Meath have not beaten Dublin since the 2010 Leinster SFC semi-final, and in the eight championship meetings since, the Dubs have won by an average of 11.5 points per game.

In total – including National League and O’Byrne Cup/Shield – there have been 13 meetings between the counties since 2010 with Dublin winning on every occasion. The closest Meath came was a penalty shootout defeat in an O’Byrne Cup semi-final five years ago.

There isn’t a single player on the current Meath panel who knows what it feels like to beat Dublin at senior level. The rivalry survives only in memory. Granted, many of Colm O’Rourke’s squad are young and he can only hope the scars of the recent past do not continue to fester within the dressingroom.

From the Meath team which suffered a 13-point Leinster SFC semi-final defeat to Dublin two years ago (the fourth heaviest since 2010 – there were two 16-point losses and also a record 21-point defeat), only five started against Longford last Sunday.

From the Meath team which lost to Dublin in the league last March, only six started in the win over Longford. One of O’Rourke’s first utterances when he became Meath manager in July 2022 was to verbalise something many in the county had grown too sheepish to admit.

“Ultimately we have to beat Dublin,” O’Rourke told The Meath Chronicle. “That was the measurement of Meath when I was playing and that hasn’t changed.”

His comments were clearly aspirational and came with a big dollop of wishful thinking, but all politics are local and O’Rourke was merely preaching to his beleaguered electorate.

Prior to 2010, you have to go back to 2001 to find a championship victory for Meath over the Dubs. Dublin’s complete dominance has become a straitjacket for Meath football.

All the old chestnuts about Dublin’s advantages – finances, population and so on – are relevant in any discussion on the matter, but none should absolve Meath of its blame in disappearing from the stage for much of the last 25 years.

Next Sunday will be O’Rourke’s first championship meeting with Dublin since taking charge of Meath. But Farrell’s men handed the Royals a chastening 11-point defeat when the sides met in the league last March.

So, it was interesting that in the minutes after beating Longford last Sunday, O’Rourke was remaining bullish about the latest episode.

“That’s what defines you as a man, as a footballer, as a warrior in Meath, is to be able to go to Croke Park and beat Dublin, take them on toe to toe,” he said.

O’Rourke remained on message when he spoke to RTÉ's Seán Perry too, dipping into his Latin back catalogue – as he has become accustomed to doing so during some post-match interviews.

“For the last 20 years we’ve been going to Croke Park and getting hammered by Dublin, not just beaten,” said O’Rourke.

“We’ve been like a barking dog with them and not landing any blows.

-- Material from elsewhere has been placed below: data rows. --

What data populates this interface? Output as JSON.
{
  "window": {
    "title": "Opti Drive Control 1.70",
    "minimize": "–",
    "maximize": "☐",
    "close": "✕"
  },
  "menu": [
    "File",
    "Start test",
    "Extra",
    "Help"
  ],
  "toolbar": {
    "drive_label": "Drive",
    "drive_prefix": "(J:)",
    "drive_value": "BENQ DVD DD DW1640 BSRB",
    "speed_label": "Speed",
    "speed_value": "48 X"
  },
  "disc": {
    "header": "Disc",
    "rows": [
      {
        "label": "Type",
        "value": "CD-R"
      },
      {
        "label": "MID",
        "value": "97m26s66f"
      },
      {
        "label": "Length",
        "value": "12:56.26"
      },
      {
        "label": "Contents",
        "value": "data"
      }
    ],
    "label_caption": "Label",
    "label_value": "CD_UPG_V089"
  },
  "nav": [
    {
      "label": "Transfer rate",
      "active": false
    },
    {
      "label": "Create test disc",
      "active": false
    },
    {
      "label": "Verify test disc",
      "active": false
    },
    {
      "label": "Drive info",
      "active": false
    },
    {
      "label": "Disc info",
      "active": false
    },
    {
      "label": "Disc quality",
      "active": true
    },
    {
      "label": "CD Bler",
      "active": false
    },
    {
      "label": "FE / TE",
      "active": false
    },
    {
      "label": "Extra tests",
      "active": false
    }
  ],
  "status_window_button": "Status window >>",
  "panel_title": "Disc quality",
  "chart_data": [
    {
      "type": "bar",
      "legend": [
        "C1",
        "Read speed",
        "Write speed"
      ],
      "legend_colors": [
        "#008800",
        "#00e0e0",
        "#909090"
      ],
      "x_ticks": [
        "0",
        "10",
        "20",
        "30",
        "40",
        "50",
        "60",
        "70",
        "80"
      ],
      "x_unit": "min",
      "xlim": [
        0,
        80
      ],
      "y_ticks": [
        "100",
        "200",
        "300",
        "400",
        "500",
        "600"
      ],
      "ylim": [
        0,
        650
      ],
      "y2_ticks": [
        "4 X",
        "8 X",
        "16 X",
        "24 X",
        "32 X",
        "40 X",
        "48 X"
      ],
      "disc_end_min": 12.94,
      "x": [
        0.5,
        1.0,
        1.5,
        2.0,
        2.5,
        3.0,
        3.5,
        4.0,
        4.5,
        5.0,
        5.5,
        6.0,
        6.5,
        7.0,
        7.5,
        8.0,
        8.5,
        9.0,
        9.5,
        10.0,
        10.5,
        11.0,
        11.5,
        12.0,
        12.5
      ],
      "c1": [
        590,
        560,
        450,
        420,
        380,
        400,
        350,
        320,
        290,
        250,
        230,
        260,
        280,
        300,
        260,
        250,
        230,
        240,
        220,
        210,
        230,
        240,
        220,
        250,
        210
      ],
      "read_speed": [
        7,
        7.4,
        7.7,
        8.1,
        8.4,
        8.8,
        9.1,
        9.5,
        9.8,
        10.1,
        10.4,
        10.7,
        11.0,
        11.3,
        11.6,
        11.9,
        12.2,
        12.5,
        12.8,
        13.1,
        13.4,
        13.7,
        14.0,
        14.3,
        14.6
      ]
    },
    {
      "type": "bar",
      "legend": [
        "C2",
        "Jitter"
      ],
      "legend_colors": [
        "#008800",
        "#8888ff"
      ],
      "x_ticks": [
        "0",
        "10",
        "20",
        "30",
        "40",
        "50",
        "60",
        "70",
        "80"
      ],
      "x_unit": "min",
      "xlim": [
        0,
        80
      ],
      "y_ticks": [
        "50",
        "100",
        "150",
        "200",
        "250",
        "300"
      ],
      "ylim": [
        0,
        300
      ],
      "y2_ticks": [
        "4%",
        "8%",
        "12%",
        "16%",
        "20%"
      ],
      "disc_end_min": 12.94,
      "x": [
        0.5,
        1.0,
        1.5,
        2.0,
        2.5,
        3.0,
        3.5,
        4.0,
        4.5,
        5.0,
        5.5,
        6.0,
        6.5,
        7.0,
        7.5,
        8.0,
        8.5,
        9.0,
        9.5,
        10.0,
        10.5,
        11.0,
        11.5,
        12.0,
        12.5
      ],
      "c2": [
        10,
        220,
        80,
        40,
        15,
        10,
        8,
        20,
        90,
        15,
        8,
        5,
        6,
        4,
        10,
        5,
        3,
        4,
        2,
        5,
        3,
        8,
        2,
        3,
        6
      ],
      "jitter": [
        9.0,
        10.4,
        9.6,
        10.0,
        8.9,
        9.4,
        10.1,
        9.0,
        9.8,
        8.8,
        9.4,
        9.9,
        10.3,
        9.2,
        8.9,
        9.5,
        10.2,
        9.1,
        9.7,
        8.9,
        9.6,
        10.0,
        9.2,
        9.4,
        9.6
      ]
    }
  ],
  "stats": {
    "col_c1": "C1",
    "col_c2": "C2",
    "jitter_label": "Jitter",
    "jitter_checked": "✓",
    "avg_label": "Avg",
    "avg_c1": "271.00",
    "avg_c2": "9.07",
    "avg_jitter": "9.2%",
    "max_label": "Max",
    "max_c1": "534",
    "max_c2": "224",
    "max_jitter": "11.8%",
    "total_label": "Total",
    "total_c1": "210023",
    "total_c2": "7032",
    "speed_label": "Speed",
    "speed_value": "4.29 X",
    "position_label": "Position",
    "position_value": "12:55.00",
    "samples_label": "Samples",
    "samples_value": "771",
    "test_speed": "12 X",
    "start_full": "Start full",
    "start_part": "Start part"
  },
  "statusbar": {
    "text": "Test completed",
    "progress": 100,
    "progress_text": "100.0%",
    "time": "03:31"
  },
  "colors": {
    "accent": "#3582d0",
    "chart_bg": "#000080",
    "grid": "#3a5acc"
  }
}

You Seán, as a classical scholar, would know ‘lupus non timet canem latrantem’ [A wolf is not afraid of a barking dog], so you could translate that and you’ll know how I feel about Dublin.

“On our side we’ve been doing a lot of barking but no biting when it came to Dublin for a long, long time, so I’m hoping we’ll do a bit better this time.”

Moments later, just metres down the same corridor, Longford manager Paddy Christie was asked what he thought of Meath’s chances going to Croke Park next Sunday.

“If I’m being honest, I think they will threaten up front but I can see difficulty in their backline in that the Dublin forwards are going to get a lot of ball and I’d imagine they’ll put a major squeeze on the kickout as well,” he said.

“I can just see problems there, if you go short you are going to get squeezed very intensely and if you go long you are kicking to the likes of Brian Fenton, so it’s going to be a difficult task for them.”

Christie proceeded to talk up O’Rourke’s presence on the sideline and Meath’s tradition, but Meath’s tradition hasn’t counted for anything against Dublin for years now. Few believe the Royals will even make a dent on Dublin next Sunday.

It’s a dead derby. But while the might of one county has killed it, the responsibility of bringing it back to life sits firmly on the shoulders of the other.